The inimitable Jesse Griffiths and Tamara Mayfield offer something for everyone with next month’s selection of Dai Due suppers. Go for “Rabbit, demystified” if you’re a hard-core foodie. Just want to have fun? “Bacchanal” may be for you. There’s a picnic, a chef’s table, and a whole-hog class and dinner, too, that includes the good stuff pictured at right. (Thanks to the fine bloggers over at Boots in the Oven for the photo.) How to pick just one? Your options may be limited if you don’t sign up soon, as these slots go super-fast. When last I heard from Jesse today, though, there was still space in each.

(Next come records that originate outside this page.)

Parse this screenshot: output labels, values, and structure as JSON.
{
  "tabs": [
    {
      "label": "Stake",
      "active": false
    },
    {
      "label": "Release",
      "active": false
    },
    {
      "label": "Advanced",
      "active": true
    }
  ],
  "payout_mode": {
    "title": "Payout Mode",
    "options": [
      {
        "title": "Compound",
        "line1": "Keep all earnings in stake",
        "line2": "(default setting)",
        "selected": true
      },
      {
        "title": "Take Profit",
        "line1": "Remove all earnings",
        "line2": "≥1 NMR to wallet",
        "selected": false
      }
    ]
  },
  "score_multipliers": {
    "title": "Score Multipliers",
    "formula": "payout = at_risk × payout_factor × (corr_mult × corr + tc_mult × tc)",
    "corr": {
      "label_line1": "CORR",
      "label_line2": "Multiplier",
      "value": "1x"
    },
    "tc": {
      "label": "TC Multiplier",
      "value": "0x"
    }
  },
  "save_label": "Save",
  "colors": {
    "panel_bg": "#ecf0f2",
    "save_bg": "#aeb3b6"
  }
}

Email info@daidueaustin.com to reserve.

HOT LOCAVORE TIP: Betsy Ross’s Beef

betsy-ross-beefWHAT: Texas-raised, grass-fed beef

WHERE I FOUND IT: People’s Pharmacy on North Lamar.

WHEN: I visited on February 5, but Betsy delivers a new batch of lots of different cuts every Thursday. You can call in advance to check availability [512/459.9090].

PRICE: Varies depending on the cut. I paid $13.00 per pound for top sirloin.

WHY IT’S GREAT: On Ross Farm, in Granger, cows live as cows should. They graze on pasture their whole lives, right through finishing. This means their meat is rich in omega-3 fatty acid and conjugated linoleic acid, both of which are now known to promote human health in a variety of ways – and both of which are lacking in traditional, corn-fed beef. Finally, cows raised on Ross Farm are treated humanely right up through slaughter. It’s just the right thing to do.

More Local Options for Valentine’s Day

tiffsVdayA couple more ways to love, locavore-style, have come across my desk since I last posted on the subject:

  • Who could forget Tiff? With her sweetie Leon, she opened Austin’s first cookie-delivery company ten years ago. (Check out the story Addie Broyles wrote about them in a recent issue of the Statesman.) Tiff’s Treats is offering special Valentine’s Day packaging, as seen at left, for only $3.99 this weekend.
  • Have you noticed all the chocolate-covered strawberries around town? Amy’s ice cream shops have them now, and Lamme’s will have them again tomorrow and Saturday. Even HEB is in on the craze!

With two days to go, you still have plenty of options to go local for your Valentine – or your anti-Valentine, if you wish – this year.

A Few New Local-Food Finds

super-sproutsLucky me! I was invited to a special, food-bloggers-only class at Central Market last night. Chef Vance Ely served up a great spread of several courses sourced near-exclusively from within 200 miles of Central Market’s North Lamar location. (My tablemate summed up the evening quite nicely at Poco-Cocoa, if you want to read more on that.)

Chef Vance really did his homework for this event, and I learned about a couple of new-to-me local products. First, he served this excellent salad of mixed greens topped with Super Sprout Salad, an Austin-grown mixture of sprouts and other goodies in a light dressing. (See the package lid at right. It’s available at Central Market, of course.) He also revealed that HEB-branded salt is distilled from Gulf seawater right here in Texas! super-sprouts-lidAnother revelation of the night was Austin Slow Burn’s pasta sauce. Vance mixed it with Thunderheart bison and Texas venison to make a rich, meaty sauce he served with toasted, Texas-cheese-filled ravioli.

This was an experimental event at Central Market, but the cooking-school staff would like to do more locavore classes. Stay tuned.

HOT LOCAVORE TIP: Lucky Layla’s Butter

WHAT: Great-tasting, unsalted butter churned in Garland from milk produced by cows pastured in Plano

WHERE I FOUND IT: Central Market, North Lamar

WHEN: Thursday evening (02.05.2009)

PRICE: $6.79 for a 12-ounce tub

MORE DETAILS: Lucky Layla’s website

ABOUT: At last, a tasty butter joins Texas olive oil in our arsenal of locally produced fats!